The problem: Give back the entries that follow exactly as written. Any picture gets left out.

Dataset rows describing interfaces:
'''

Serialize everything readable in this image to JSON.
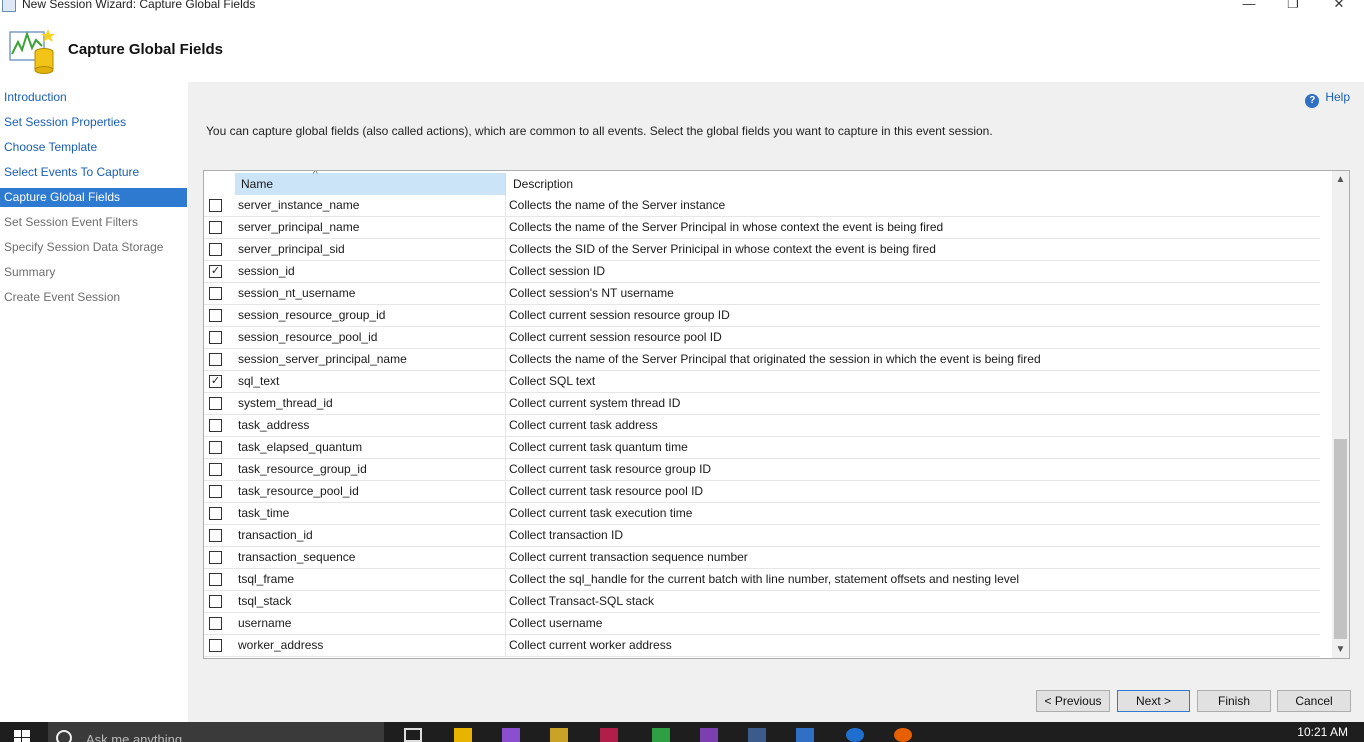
{
  "window": {
    "title": "New Session Wizard: Capture Global Fields",
    "minimize_glyph": "—",
    "maximize_glyph": "❐",
    "close_glyph": "✕"
  },
  "header": {
    "title": "Capture Global Fields",
    "logo_icon": "session-wizard-logo-icon"
  },
  "sidebar": {
    "items": [
      {
        "label": "Introduction",
        "state": "link"
      },
      {
        "label": "Set Session Properties",
        "state": "link"
      },
      {
        "label": "Choose Template",
        "state": "link"
      },
      {
        "label": "Select Events To Capture",
        "state": "link"
      },
      {
        "label": "Capture Global Fields",
        "state": "active"
      },
      {
        "label": "Set Session Event Filters",
        "state": "dim"
      },
      {
        "label": "Specify Session Data Storage",
        "state": "dim"
      },
      {
        "label": "Summary",
        "state": "dim"
      },
      {
        "label": "Create Event Session",
        "state": "dim"
      }
    ]
  },
  "help": {
    "label": "Help",
    "glyph": "?"
  },
  "instructions": "You can capture global fields (also called actions), which are common to all events. Select the global fields you want to capture in this event session.",
  "grid": {
    "columns": {
      "name": "Name",
      "description": "Description",
      "sort_glyph": "^"
    },
    "check_glyph": "✓",
    "rows": [
      {
        "name": "server_instance_name",
        "description": "Collects the name of the Server instance",
        "checked": false
      },
      {
        "name": "server_principal_name",
        "description": "Collects the name of the Server Principal in whose context the event is being fired",
        "checked": false
      },
      {
        "name": "server_principal_sid",
        "description": "Collects the SID of the Server Prinicipal in whose context the event is being fired",
        "checked": false
      },
      {
        "name": "session_id",
        "description": "Collect session ID",
        "checked": true
      },
      {
        "name": "session_nt_username",
        "description": "Collect session's NT username",
        "checked": false
      },
      {
        "name": "session_resource_group_id",
        "description": "Collect current session resource group ID",
        "checked": false
      },
      {
        "name": "session_resource_pool_id",
        "description": "Collect current session resource pool ID",
        "checked": false
      },
      {
        "name": "session_server_principal_name",
        "description": "Collects the name of the Server Principal that originated the session in which the event is being fired",
        "checked": false
      },
      {
        "name": "sql_text",
        "description": "Collect SQL text",
        "checked": true
      },
      {
        "name": "system_thread_id",
        "description": "Collect current system thread ID",
        "checked": false
      },
      {
        "name": "task_address",
        "description": "Collect current task address",
        "checked": false
      },
      {
        "name": "task_elapsed_quantum",
        "description": "Collect current task quantum time",
        "checked": false
      },
      {
        "name": "task_resource_group_id",
        "description": "Collect current task resource group ID",
        "checked": false
      },
      {
        "name": "task_resource_pool_id",
        "description": "Collect current task resource pool ID",
        "checked": false
      },
      {
        "name": "task_time",
        "description": "Collect current task execution time",
        "checked": false
      },
      {
        "name": "transaction_id",
        "description": "Collect transaction ID",
        "checked": false
      },
      {
        "name": "transaction_sequence",
        "description": "Collect current transaction sequence number",
        "checked": false
      },
      {
        "name": "tsql_frame",
        "description": "Collect the sql_handle for the current batch with line number, statement offsets and nesting level",
        "checked": false
      },
      {
        "name": "tsql_stack",
        "description": "Collect Transact-SQL stack",
        "checked": false
      },
      {
        "name": "username",
        "description": "Collect username",
        "checked": false
      },
      {
        "name": "worker_address",
        "description": "Collect current worker address",
        "checked": false
      }
    ]
  },
  "buttons": {
    "previous": "< Previous",
    "next": "Next >",
    "finish": "Finish",
    "cancel": "Cancel"
  },
  "taskbar": {
    "search_placeholder": "Ask me anything",
    "clock": "10:21 AM"
  }
}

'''

Exercise response:
Serialize everything readable in this image to JSON.
{
  "window": {
    "title": "New Session Wizard: Capture Global Fields",
    "minimize_glyph": "—",
    "maximize_glyph": "❐",
    "close_glyph": "✕"
  },
  "header": {
    "title": "Capture Global Fields",
    "logo_icon": "session-wizard-logo-icon"
  },
  "sidebar": {
    "items": [
      {
        "label": "Introduction",
        "state": "link"
      },
      {
        "label": "Set Session Properties",
        "state": "link"
      },
      {
        "label": "Choose Template",
        "state": "link"
      },
      {
        "label": "Select Events To Capture",
        "state": "link"
      },
      {
        "label": "Capture Global Fields",
        "state": "active"
      },
      {
        "label": "Set Session Event Filters",
        "state": "dim"
      },
      {
        "label": "Specify Session Data Storage",
        "state": "dim"
      },
      {
        "label": "Summary",
        "state": "dim"
      },
      {
        "label": "Create Event Session",
        "state": "dim"
      }
    ]
  },
  "help": {
    "label": "Help",
    "glyph": "?"
  },
  "instructions": "You can capture global fields (also called actions), which are common to all events. Select the global fields you want to capture in this event session.",
  "grid": {
    "columns": {
      "name": "Name",
      "description": "Description",
      "sort_glyph": "^"
    },
    "check_glyph": "✓",
    "rows": [
      {
        "name": "server_instance_name",
        "description": "Collects the name of the Server instance",
        "checked": false
      },
      {
        "name": "server_principal_name",
        "description": "Collects the name of the Server Principal in whose context the event is being fired",
        "checked": false
      },
      {
        "name": "server_principal_sid",
        "description": "Collects the SID of the Server Prinicipal in whose context the event is being fired",
        "checked": false
      },
      {
        "name": "session_id",
        "description": "Collect session ID",
        "checked": true
      },
      {
        "name": "session_nt_username",
        "description": "Collect session's NT username",
        "checked": false
      },
      {
        "name": "session_resource_group_id",
        "description": "Collect current session resource group ID",
        "checked": false
      },
      {
        "name": "session_resource_pool_id",
        "description": "Collect current session resource pool ID",
        "checked": false
      },
      {
        "name": "session_server_principal_name",
        "description": "Collects the name of the Server Principal that originated the session in which the event is being fired",
        "checked": false
      },
      {
        "name": "sql_text",
        "description": "Collect SQL text",
        "checked": true
      },
      {
        "name": "system_thread_id",
        "description": "Collect current system thread ID",
        "checked": false
      },
      {
        "name": "task_address",
        "description": "Collect current task address",
        "checked": false
      },
      {
        "name": "task_elapsed_quantum",
        "description": "Collect current task quantum time",
        "checked": false
      },
      {
        "name": "task_resource_group_id",
        "description": "Collect current task resource group ID",
        "checked": false
      },
      {
        "name": "task_resource_pool_id",
        "description": "Collect current task resource pool ID",
        "checked": false
      },
      {
        "name": "task_time",
        "description": "Collect current task execution time",
        "checked": false
      },
      {
        "name": "transaction_id",
        "description": "Collect transaction ID",
        "checked": false
      },
      {
        "name": "transaction_sequence",
        "description": "Collect current transaction sequence number",
        "checked": false
      },
      {
        "name": "tsql_frame",
        "description": "Collect the sql_handle for the current batch with line number, statement offsets and nesting level",
        "checked": false
      },
      {
        "name": "tsql_stack",
        "description": "Collect Transact-SQL stack",
        "checked": false
      },
      {
        "name": "username",
        "description": "Collect username",
        "checked": false
      },
      {
        "name": "worker_address",
        "description": "Collect current worker address",
        "checked": false
      }
    ]
  },
  "buttons": {
    "previous": "< Previous",
    "next": "Next >",
    "finish": "Finish",
    "cancel": "Cancel"
  },
  "taskbar": {
    "search_placeholder": "Ask me anything",
    "clock": "10:21 AM"
  }
}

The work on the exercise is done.